Television theme songs, at their best, trigger an almost Pavlovian response in the viewer. After seven years, when one heard, “Woke up this morning…” one became instantly primed for the superb writing, fine acting, and sometimes horrifying violence of The Sopranos. The jaunty I Love Lucy theme always got us ready for black & white hijinks and laughs. The serious, hard-hitting theme of The McLaughlin Group meant it was time to open your ears and mind for intelligent talk and opinions.

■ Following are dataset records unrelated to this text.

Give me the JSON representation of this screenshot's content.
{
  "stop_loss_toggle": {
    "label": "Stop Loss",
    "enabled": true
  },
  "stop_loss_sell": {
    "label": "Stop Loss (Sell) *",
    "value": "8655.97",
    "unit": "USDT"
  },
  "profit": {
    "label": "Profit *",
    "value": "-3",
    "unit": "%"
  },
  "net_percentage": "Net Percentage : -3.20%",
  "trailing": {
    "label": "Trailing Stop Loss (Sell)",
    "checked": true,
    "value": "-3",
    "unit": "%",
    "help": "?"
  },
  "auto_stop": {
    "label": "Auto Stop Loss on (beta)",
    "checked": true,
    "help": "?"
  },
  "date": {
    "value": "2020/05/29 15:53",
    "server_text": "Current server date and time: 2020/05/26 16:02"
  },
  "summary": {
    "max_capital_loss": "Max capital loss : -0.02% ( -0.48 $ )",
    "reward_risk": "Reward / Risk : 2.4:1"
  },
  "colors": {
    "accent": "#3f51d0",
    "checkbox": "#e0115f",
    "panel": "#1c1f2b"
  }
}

There are several different types of theme songs. There’s the instrumental with a sweeping orchestra like Dynasty or The Simpsons. These kinds of theme songs get the audience ready for the show by duplicating the mood the series is going for. These instrumentals are sometimes huge hits, like the quieter Hill Street Blues theme, or the theme from Peter Gunn. An unusual example was the Taxi theme song. The show Taxi was uproariously funny, at times, but also had its moments of melancholy. Their theme song, originally written for the classic season 1 episode “Blind Date” and known as “Angela’s Theme,” focused on the melancholy.
In another type of theme song, the lyrics spell out the theme of the show, or hint at the storyline without getting too specific. These are your Welcome Back, Kotters or your Laverne & Shirleys. These songs can also become big hits, as in the case of “Believe it or Not” from Greatest American Hero or “Everybody Knows Your Name” from Cheers. It was very common in the ‘70s and early ‘80s for some of these songs to get massive radio play. And, before watching a second of the show, you’d get a pretty good idea of what it’s about. A great example (which actually reached number 1 on the Billboard adult contemporary chart) was Charles Fox’s theme to the short-lived Donna Pescow vehicle Angie. Sung by Maureen McGovern, the song was arguably better than the series! Mr. Fox gave us the thrill of a lifetime when he played a bit of it for us during his interview.
NOW, to get to my favorite - it’s a long, lost art- the theme song that tells the specific story and premise of the show. This would mean that any first time viewer could be caught up instantly no matter which episode they see, because in those days nothing of lasting consequence ever happened during the run of a typical sitcom. The classic examples are The Beverly Hillbillies, The Brady Bunch, Gilligan’s Island, and my favorite obscure one, The Pruitts of Southampton, starring Miss Phyllis Diller. Then there was the Chico and the Man theme. It was such a big hit for Jose Feliciano that they actually had him sing it on the show, directly to the characters it was about!
My personal favorite theme song of all time defies characterization, as it is unique. The theme to It’s Garry Shandling’s Show was a meta-commentary on the nature of the theme song itself. Complete with a Randy Newman-style “whistle break,” this was truly the theme song to end all theme songs.
Today, while the television theme song with any kind of lyrics is sadly disappearing, the instrumental theme song is growing strong. The ‘80s, synth theme to Netflix’s Stranger Things is absolute perfection. When you hear it, it puts you squarely back in 1983 reading a Stephen King novel. The Game of Thrones theme makes one want to hop up on the couch and hoist a sword of Valyrian Steel in the air. Ok, maybe that’s just me, but it’s still a great one!
We’re particularly proud of our vast collection of interviews with the great composers of television. In addition to Charles Fox, we have Mike Post, Vic Mizzy, Mark Snow, and Alf Clausen. To hear from them and others about your favorite television theme song, search the collection!
- by John Dalton